To show the strength of the Inconel 718 head to a layman’s audience, Telling and Hacksmith dropped concrete blocks on the head, beat it with metal rods and tried cutting it with Hacksmith’s “real-world lightsaber” (which creates a plasma gas with temperatures reaching 4000-degrees Fahrenheit). The head remained unscathed throughout all the indignities. After Hacksmith, “3D Printing Nerd” brought the head to Adam Savage’s “Tested YouTube channel, where Adam geeks out and subjects the head to further percussive insults.
At the Hollywood premiere of “Transformers: Rise of the Beasts,” the head of Optimus Primal proved to be a huge red-carpet attraction. Ron Perlman, the voice of Optimus Primal, and other celebrities took photos, which generated millions of impressions across all social media platforms.
Connecting at Home
But the real breakthrough for young fans: Tobin worked with Paramount to release official 3D-printable models of Optimus Primal from the film. They worked with the team at Printables.com to create an official profile and share two free downloadable models with the world. The model is prepared both for printing on FFF and SLA machines.
This move marked the first time a major studio officially endorsed 3D printing and provided the opportunity for fans and enthusiasts to engage with their favorite characters in an entirely new way: printing an official model of a character at home at bringing it to the movie with them.
FFF stands for fused filament fabrication, which uses a continuous filament of thermoplastic fed through a computer-controlled heated printer head. “Resin” 3D printers (which use masked stereolithography (MSLA) or stereolithography (SLA) technology) create high-resolution models by curing a liquid resin using a UV light source. Desktop 3D printers start at less than $200, and many cost less than $500, putting them in the same price category as a gaming console.

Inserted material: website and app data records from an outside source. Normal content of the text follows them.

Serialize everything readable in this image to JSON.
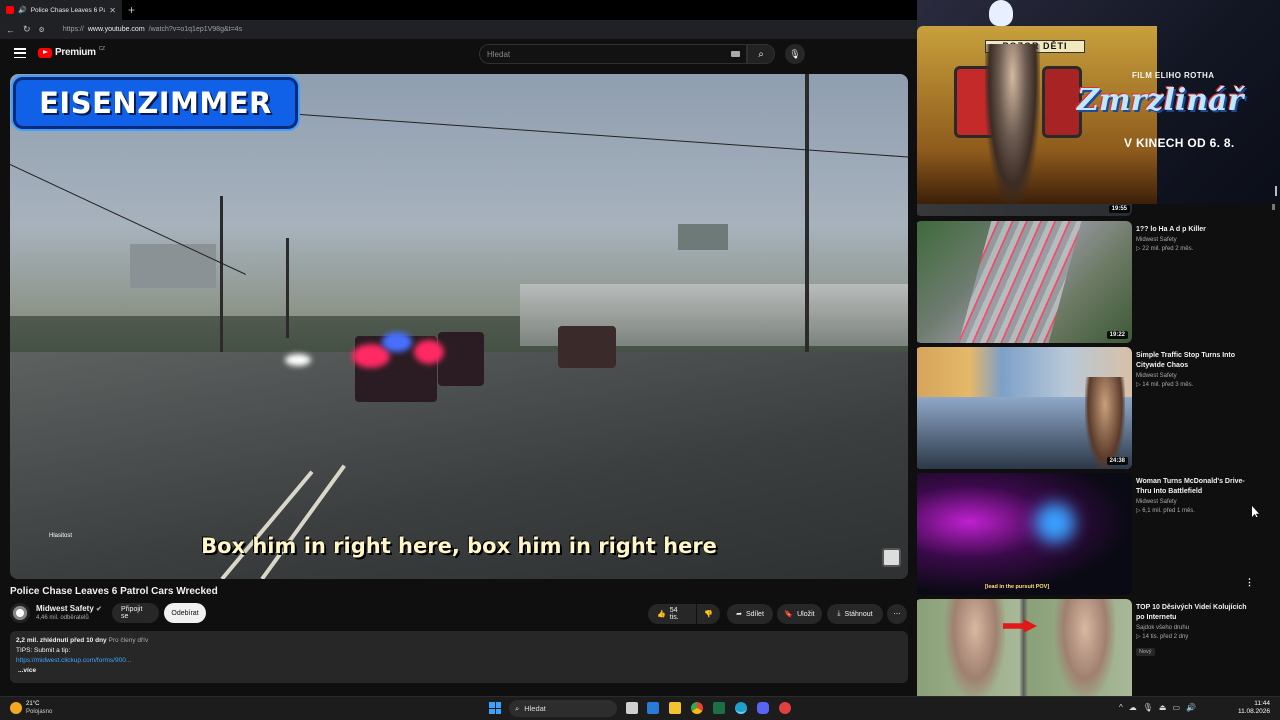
{
  "browser": {
    "tab_title": "Police Chase Leaves 6 Patrol C...",
    "url_prefix": "https://",
    "url_domain": "www.youtube.com",
    "url_path": "/watch?v=o1q1ep1V98g&t=4s"
  },
  "header": {
    "logo_text": "Premium",
    "logo_sup": "CZ",
    "search_placeholder": "Hledat"
  },
  "player": {
    "brand_overlay": "EISENZIMMER",
    "caption": "Box him in right here, box him in right here",
    "volume_label": "Hlasitost"
  },
  "video": {
    "title": "Police Chase Leaves 6 Patrol Cars Wrecked",
    "channel": "Midwest Safety",
    "subscribers": "4,46 mil. odběratelů",
    "join_label": "Připojit se",
    "subscribe_label": "Odebírat",
    "likes": "54 tis.",
    "share_label": "Sdílet",
    "save_label": "Uložit",
    "download_label": "Stáhnout"
  },
  "description": {
    "views_date": "2,2 mil. zhlédnutí  před 10 dny",
    "members": "Pro členy dřív",
    "line1": "TIPS: Submit a tip:",
    "link": "https://midwest.clickup.com/forms/900...",
    "more": "...více"
  },
  "ad": {
    "sign": "POZOR DĚTI",
    "film_by": "FILM ELIHO ROTHA",
    "logo": "Zmrzlinář",
    "date": "V KINECH OD 6. 8."
  },
  "recommendations": [
    {
      "title": "1?? lo  Ha     A    d   p Killer",
      "channel": "Midwest Safety",
      "meta": "▷ 22 mil.  před 2 měs.",
      "duration": "19:22",
      "prev_duration": "19:55"
    },
    {
      "title": "Simple Traffic Stop Turns Into Citywide Chaos",
      "channel": "Midwest Safety",
      "meta": "▷ 14 mil.  před 3 měs.",
      "duration": "24:38"
    },
    {
      "title": "Woman Turns McDonald's Drive-Thru Into Battlefield",
      "channel": "Midwest Safety",
      "meta": "▷ 6,1 mil.  před 1 měs.",
      "overlay": "[lead in the pursuit POV]"
    },
    {
      "title": "TOP 10 Děsivých Videí Kolujících po Internetu",
      "channel": "Sajdok všeho druhu",
      "meta": "▷ 14 tis.  před 2 dny",
      "badge": "Nový"
    }
  ],
  "taskbar": {
    "temp": "21°C",
    "condition": "Polojasno",
    "search": "Hledat",
    "time": "11:44",
    "date": "11.08.2026"
  }
}
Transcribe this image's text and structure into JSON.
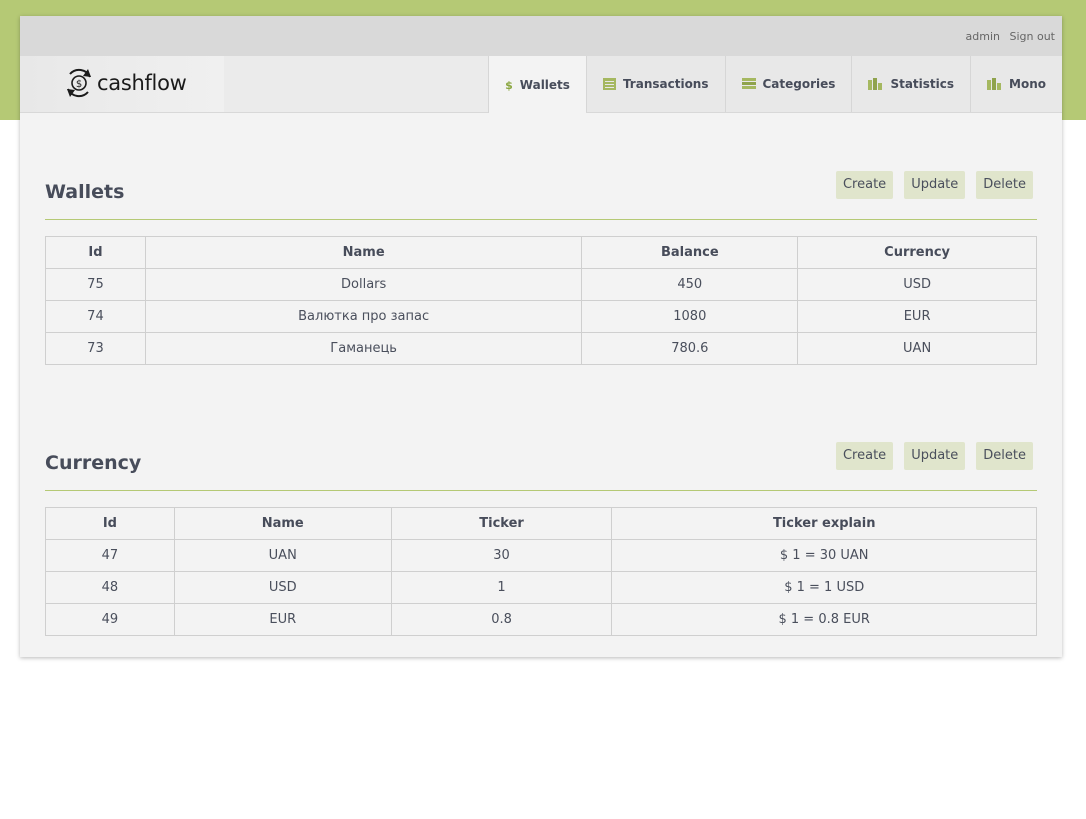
{
  "header": {
    "user": "admin",
    "sign_out": "Sign out",
    "logo_text": "cashflow"
  },
  "nav": {
    "tabs": [
      {
        "label": "Wallets",
        "icon": "dollar-icon",
        "active": true
      },
      {
        "label": "Transactions",
        "icon": "list-icon",
        "active": false
      },
      {
        "label": "Categories",
        "icon": "stack-icon",
        "active": false
      },
      {
        "label": "Statistics",
        "icon": "bar-chart-icon",
        "active": false
      },
      {
        "label": "Mono",
        "icon": "bar-chart-icon",
        "active": false
      }
    ]
  },
  "wallets": {
    "title": "Wallets",
    "buttons": {
      "create": "Create",
      "update": "Update",
      "delete": "Delete"
    },
    "columns": [
      "Id",
      "Name",
      "Balance",
      "Currency"
    ],
    "rows": [
      [
        "75",
        "Dollars",
        "450",
        "USD"
      ],
      [
        "74",
        "Валютка про запас",
        "1080",
        "EUR"
      ],
      [
        "73",
        "Гаманець",
        "780.6",
        "UAN"
      ]
    ]
  },
  "currency": {
    "title": "Currency",
    "buttons": {
      "create": "Create",
      "update": "Update",
      "delete": "Delete"
    },
    "columns": [
      "Id",
      "Name",
      "Ticker",
      "Ticker explain"
    ],
    "rows": [
      [
        "47",
        "UAN",
        "30",
        "$ 1 = 30 UAN"
      ],
      [
        "48",
        "USD",
        "1",
        "$ 1 = 1 USD"
      ],
      [
        "49",
        "EUR",
        "0.8",
        "$ 1 = 0.8 EUR"
      ]
    ]
  },
  "colors": {
    "accent_green": "#b5c975",
    "button_bg": "#e0e5cc",
    "card_bg": "#f3f3f3"
  }
}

Thanks to the dedication of David Tobin, Joel Telling, “3D Printing Nerd,” the team at Paramount Pictures, Velo3D, Hacksmith, Adam Savage, and Printables.com, the success of the printable model project has inspired other companies and studios to follow suit. Now instead of just watching a movie, kids can engage with the movie at an entirely new level while boosting their skills.
As for the adult audiences transfixed with Transformers, be on the lookout for a photo op with the Opitmus Primal Inconel 718 head at one of Velo3D’s upcoming trade show appearances. While there is no official “tour schedule,” opportunities include Formnext 2023, Nov. 7-10 in Frankfurt, Germany. Tobin and Telling will be broadcasting “3D Printing Nerd’s” live show, “Show and Telling.” Beyond Formnext 2023, we’re hoping to see the print at Velo3D’s activations around the world, including IMTS 2024 in the Additive Manufacturing Sector at the Velo3D booth: 433031. And eventually in a museum because this tells an important story in additive manufacturing.
Help Shape the Future of Industrial 3D Printing
Be a part of the conversation at Formnext Forum Austin, August 28-30, in Austin, Texas. Industrial AM innovation is the focus of the event, which is designed for industrial business leaders who want to further expand AM into their operations, as well as for those who want to evaluate AM as a production technology.
Register for Formnext Forum Austin to learn more at formnextforum.com. Use the discount code: FFAIMTS.